Dataset rows for apps and sites
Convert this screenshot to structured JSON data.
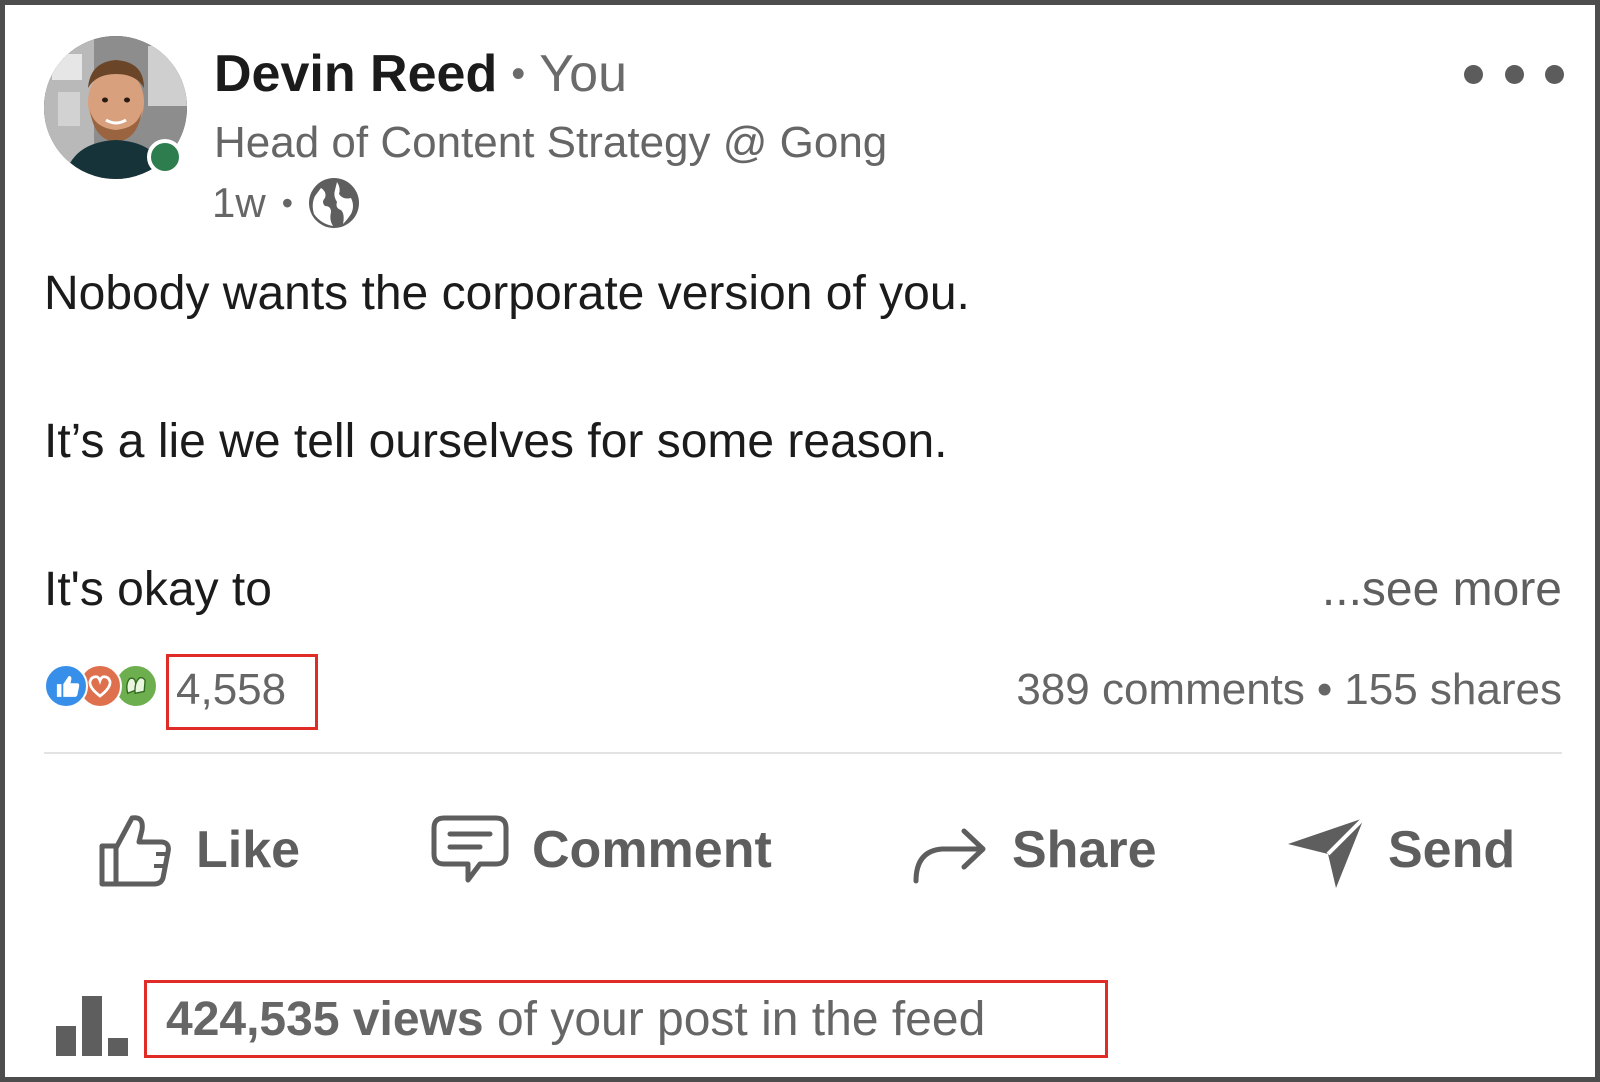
{
  "colors": {
    "online_indicator": "#2e7d4f",
    "highlight_box": "#e02b27",
    "like_reaction": "#378fe9",
    "love_reaction": "#df704d",
    "celebrate_reaction": "#6dae4f"
  },
  "author": {
    "name": "Devin Reed",
    "relation": "You",
    "headline": "Head of Content Strategy @ Gong",
    "time_ago": "1w",
    "visibility_icon": "globe-icon",
    "avatar_icon": "profile-photo",
    "online": true
  },
  "menu": {
    "icon": "ellipsis-icon"
  },
  "post": {
    "line1": "Nobody wants the corporate version of you.",
    "line2": "It’s a lie we tell ourselves for some reason.",
    "line3": "It's okay to",
    "see_more": "...see more"
  },
  "social": {
    "reaction_icons": [
      "like-reaction-icon",
      "love-reaction-icon",
      "celebrate-reaction-icon"
    ],
    "reactions_count": "4,558",
    "comments": "389 comments",
    "separator": "•",
    "shares": "155 shares"
  },
  "actions": {
    "like": {
      "label": "Like",
      "icon": "thumbs-up-icon"
    },
    "comment": {
      "label": "Comment",
      "icon": "comment-bubble-icon"
    },
    "share": {
      "label": "Share",
      "icon": "share-arrow-icon"
    },
    "send": {
      "label": "Send",
      "icon": "paper-plane-icon"
    }
  },
  "analytics": {
    "icon": "bar-chart-icon",
    "views_count": "424,535 views",
    "views_suffix": " of your post in the feed"
  }
}
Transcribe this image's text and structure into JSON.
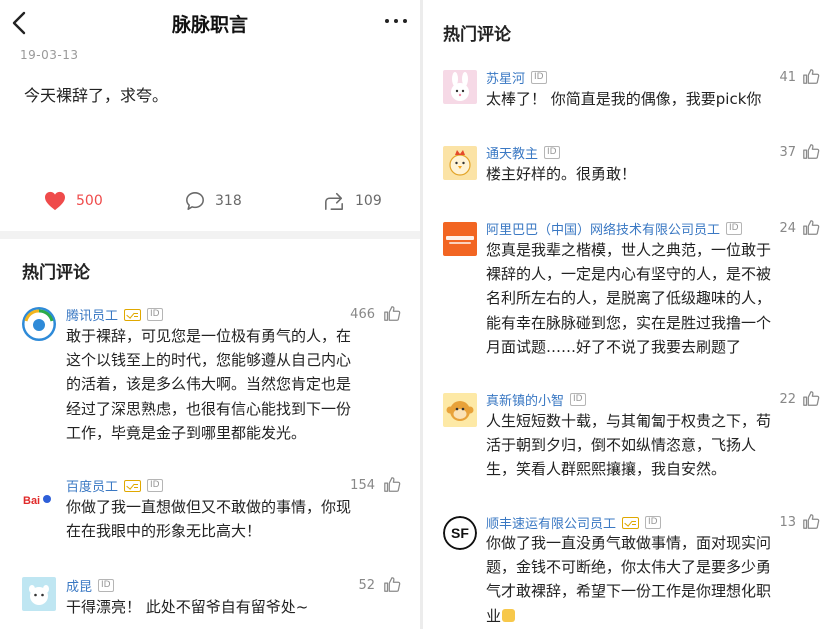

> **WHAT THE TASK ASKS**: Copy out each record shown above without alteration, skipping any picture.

> **RESULT OF THE EXERCISE**:
Convert this screenshot to structured JSON data.
{
  "colors": {
    "online_indicator": "#2e7d4f",
    "highlight_box": "#e02b27",
    "like_reaction": "#378fe9",
    "love_reaction": "#df704d",
    "celebrate_reaction": "#6dae4f"
  },
  "author": {
    "name": "Devin Reed",
    "relation": "You",
    "headline": "Head of Content Strategy @ Gong",
    "time_ago": "1w",
    "visibility_icon": "globe-icon",
    "avatar_icon": "profile-photo",
    "online": true
  },
  "menu": {
    "icon": "ellipsis-icon"
  },
  "post": {
    "line1": "Nobody wants the corporate version of you.",
    "line2": "It’s a lie we tell ourselves for some reason.",
    "line3": "It's okay to",
    "see_more": "...see more"
  },
  "social": {
    "reaction_icons": [
      "like-reaction-icon",
      "love-reaction-icon",
      "celebrate-reaction-icon"
    ],
    "reactions_count": "4,558",
    "comments": "389 comments",
    "separator": "•",
    "shares": "155 shares"
  },
  "actions": {
    "like": {
      "label": "Like",
      "icon": "thumbs-up-icon"
    },
    "comment": {
      "label": "Comment",
      "icon": "comment-bubble-icon"
    },
    "share": {
      "label": "Share",
      "icon": "share-arrow-icon"
    },
    "send": {
      "label": "Send",
      "icon": "paper-plane-icon"
    }
  },
  "analytics": {
    "icon": "bar-chart-icon",
    "views_count": "424,535 views",
    "views_suffix": " of your post in the feed"
  }
}
Transcribe this image's text and structure into JSON.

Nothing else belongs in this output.